## Record set
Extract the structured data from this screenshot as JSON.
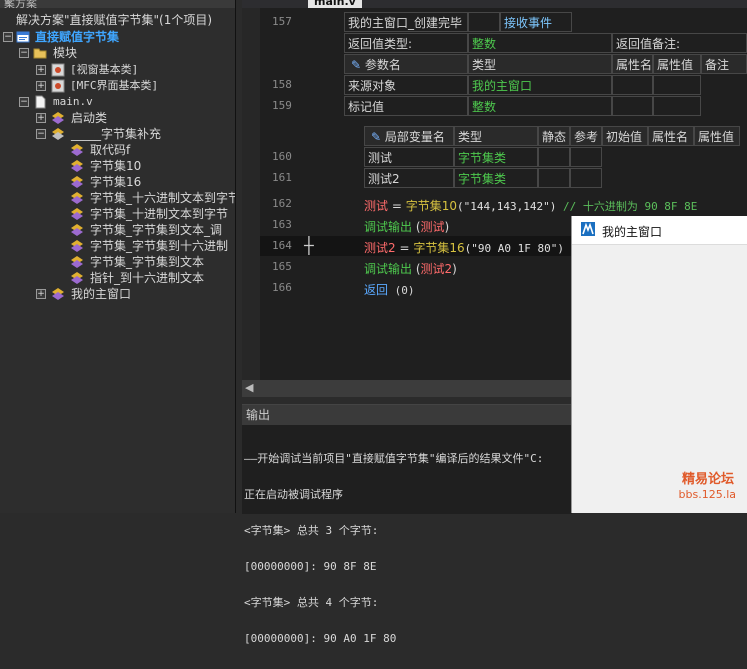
{
  "solution": {
    "title": "案方案",
    "root": "解决方案\"直接赋值字节集\"(1个项目)",
    "project": "直接赋值字节集",
    "modules": "模块",
    "module_items": [
      "[视窗基本类]",
      "[MFC界面基本类]"
    ],
    "file": "main.v",
    "startup_class": "启动类",
    "bytes_class": "_____字节集补充",
    "methods": [
      "取代码f",
      "字节集10",
      "字节集16",
      "字节集_十六进制文本到字节",
      "字节集_十进制文本到字节",
      "字节集_字节集到文本_调",
      "字节集_字节集到十六进制",
      "字节集_字节集到文本",
      "指针_到十六进制文本"
    ],
    "main_window": "我的主窗口"
  },
  "editor": {
    "tab": "main.v",
    "event_row": {
      "line": "157",
      "name": "我的主窗口_创建完毕",
      "type": "接收事件"
    },
    "return_type_label": "返回值类型:",
    "return_type": "整数",
    "return_note_label": "返回值备注:",
    "param_headers": [
      "参数名",
      "类型",
      "属性名",
      "属性值",
      "备注"
    ],
    "params": [
      {
        "line": "158",
        "name": "来源对象",
        "type": "我的主窗口"
      },
      {
        "line": "159",
        "name": "标记值",
        "type": "整数"
      }
    ],
    "local_headers": [
      "局部变量名",
      "类型",
      "静态",
      "参考",
      "初始值",
      "属性名",
      "属性值"
    ],
    "locals": [
      {
        "line": "160",
        "name": "测试",
        "type": "字节集类"
      },
      {
        "line": "161",
        "name": "测试2",
        "type": "字节集类"
      }
    ],
    "code": [
      {
        "line": "162",
        "var": "测试",
        "op": " = ",
        "fn": "字节集10",
        "arg": "(\"144,143,142\")",
        "comment": "  // 十六进制为 90 8F 8E"
      },
      {
        "line": "163",
        "fn": "调试输出",
        "open": " (",
        "var": "测试",
        "close": ")"
      },
      {
        "line": "164",
        "var": "测试2",
        "op": " = ",
        "fn": "字节集16",
        "arg": "(\"90 A0 1F 80\")"
      },
      {
        "line": "165",
        "fn": "调试输出",
        "open": " (",
        "var": "测试2",
        "close": ")"
      },
      {
        "line": "166",
        "kw": "返回",
        "arg": " (0)"
      }
    ]
  },
  "output": {
    "header": "输出",
    "lines": [
      "——开始调试当前项目\"直接赋值字节集\"编译后的结果文件\"C:",
      "正在启动被调试程序",
      "<字节集> 总共 3 个字节:",
      "[00000000]: 90 8F 8E",
      "<字节集> 总共 4 个字节:",
      "[00000000]: 90 A0 1F 80"
    ]
  },
  "popup": {
    "title": "我的主窗口",
    "watermark_name": "精易论坛",
    "watermark_url": "bbs.125.la"
  },
  "colors": {
    "accent_blue": "#3fa6ff",
    "type_green": "#4ec94e",
    "var_red": "#ff6b6b",
    "func_yellow": "#d7c240",
    "watermark": "#e05a2a"
  }
}
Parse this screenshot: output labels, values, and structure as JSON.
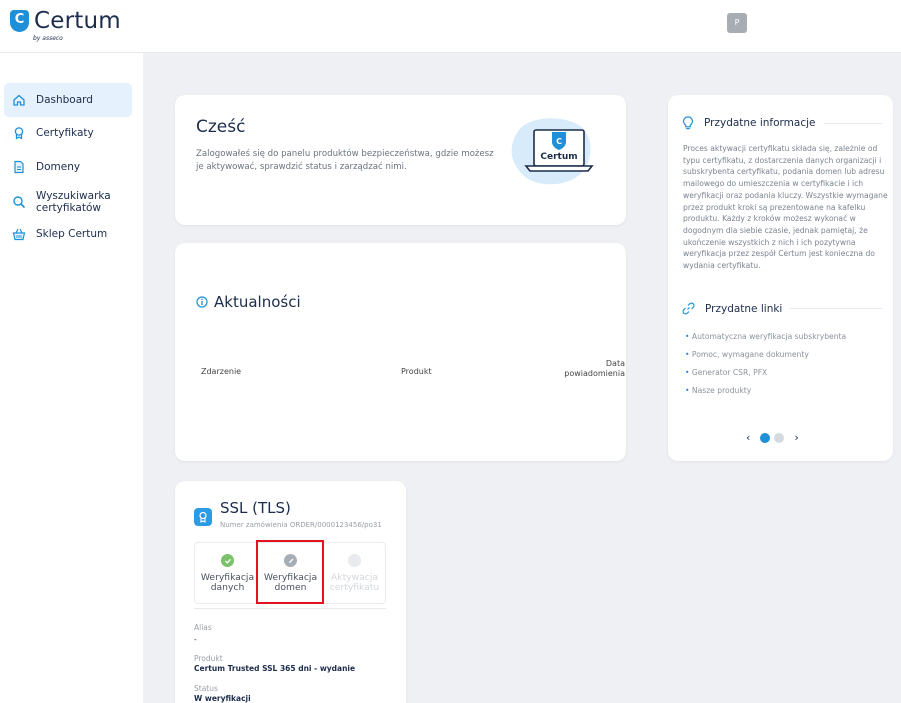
{
  "brand": {
    "name": "Certum",
    "sub": "by asseco",
    "shield_letter": "C",
    "accent": "#1f8fd8",
    "dark": "#1c2c4c"
  },
  "user": {
    "initial": "P"
  },
  "sidebar": {
    "items": [
      {
        "label": "Dashboard",
        "icon": "home-icon",
        "active": true
      },
      {
        "label": "Certyfikaty",
        "icon": "award-icon"
      },
      {
        "label": "Domeny",
        "icon": "document-icon"
      },
      {
        "label": "Wyszukiwarka",
        "label2": "certyfikatów",
        "icon": "search-icon"
      },
      {
        "label": "Sklep Certum",
        "icon": "basket-icon"
      }
    ]
  },
  "hello": {
    "title": "Cześć",
    "text": "Zalogowałeś się do panelu produktów bezpieczeństwa, gdzie możesz je aktywować, sprawdzić status i zarządzać nimi.",
    "illustration_label": "Certum"
  },
  "news": {
    "title": "Aktualności",
    "columns": {
      "event": "Zdarzenie",
      "product": "Produkt",
      "date_line1": "Data",
      "date_line2": "powiadomienia"
    }
  },
  "info": {
    "title": "Przydatne informacje",
    "text": "Proces aktywacji certyfikatu składa się, zależnie od typu certyfikatu, z dostarczenia danych organizacji i subskrybenta certyfikatu, podania domen lub adresu mailowego do umieszczenia w certyfikacie i ich weryfikacji oraz podania kluczy. Wszystkie wymagane przez produkt kroki są prezentowane na kafelku produktu. Każdy z kroków możesz wykonać w dogodnym dla siebie czasie, jednak pamiętaj, że ukończenie wszystkich z nich i ich pozytywna weryfikacja przez zespół Certum jest konieczna do wydania certyfikatu.",
    "links_title": "Przydatne linki",
    "links": [
      "Automatyczna weryfikacja subskrybenta",
      "Pomoc, wymagane dokumenty",
      "Generator CSR, PFX",
      "Nasze produkty"
    ],
    "carousel": {
      "prev": "‹",
      "next": "›",
      "active_index": 0,
      "count": 2
    }
  },
  "ssl": {
    "title": "SSL (TLS)",
    "order": "Numer zamówienia ORDER/0000123456/po31",
    "steps": [
      {
        "line1": "Weryfikacja",
        "line2": "danych",
        "state": "done"
      },
      {
        "line1": "Weryfikacja",
        "line2": "domen",
        "state": "in-progress"
      },
      {
        "line1": "Aktywacja",
        "line2": "certyfikatu",
        "state": "disabled"
      }
    ],
    "alias_label": "Alias",
    "alias_value": "-",
    "product_label": "Produkt",
    "product_value": "Certum Trusted SSL 365 dni - wydanie",
    "status_label": "Status",
    "status_value": "W weryfikacji"
  }
}
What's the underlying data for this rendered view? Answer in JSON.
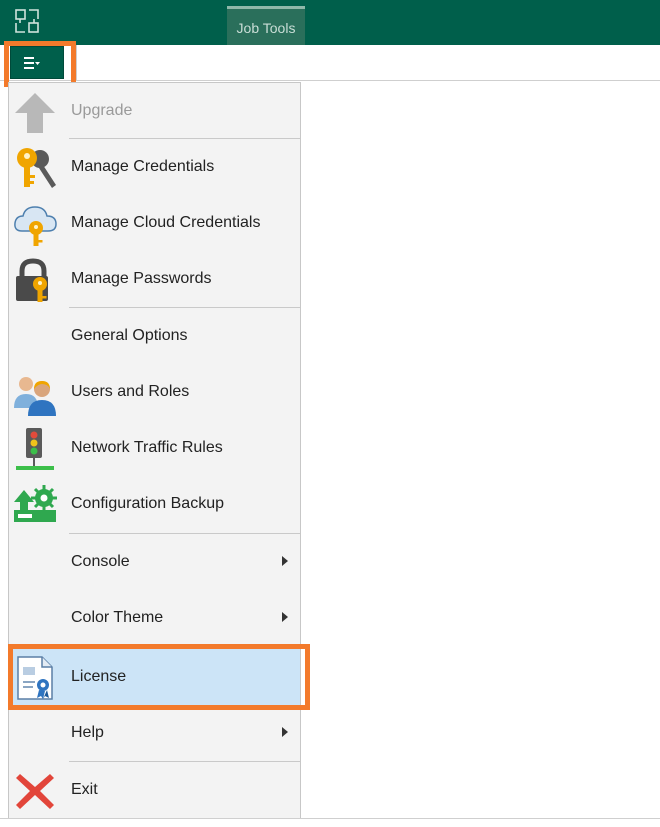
{
  "titlebar": {
    "tab_label": "Job Tools"
  },
  "menu": {
    "items": [
      {
        "label": "Upgrade",
        "icon": "upgrade-arrow-icon",
        "disabled": true
      },
      {
        "label": "Manage Credentials",
        "icon": "keys-icon"
      },
      {
        "label": "Manage Cloud Credentials",
        "icon": "cloud-key-icon"
      },
      {
        "label": "Manage Passwords",
        "icon": "lock-key-icon"
      },
      {
        "label": "General Options",
        "icon": ""
      },
      {
        "label": "Users and Roles",
        "icon": "users-icon"
      },
      {
        "label": "Network Traffic Rules",
        "icon": "traffic-light-icon"
      },
      {
        "label": "Configuration Backup",
        "icon": "config-backup-icon"
      },
      {
        "label": "Console",
        "icon": "",
        "submenu": true
      },
      {
        "label": "Color Theme",
        "icon": "",
        "submenu": true
      },
      {
        "label": "License",
        "icon": "license-icon",
        "selected": true
      },
      {
        "label": "Help",
        "icon": "",
        "submenu": true
      },
      {
        "label": "Exit",
        "icon": "exit-x-icon"
      }
    ]
  },
  "colors": {
    "titlebar": "#005f4b",
    "highlight": "#f37a2b",
    "selected": "#cce4f7",
    "menu_bg": "#f3f3f3"
  }
}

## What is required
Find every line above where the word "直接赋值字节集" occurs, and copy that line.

## Exercise answer
    "root": "解决方案\"直接赋值字节集\"(1个项目)",
    "project": "直接赋值字节集",
      "——开始调试当前项目\"直接赋值字节集\"编译后的结果文件\"C:",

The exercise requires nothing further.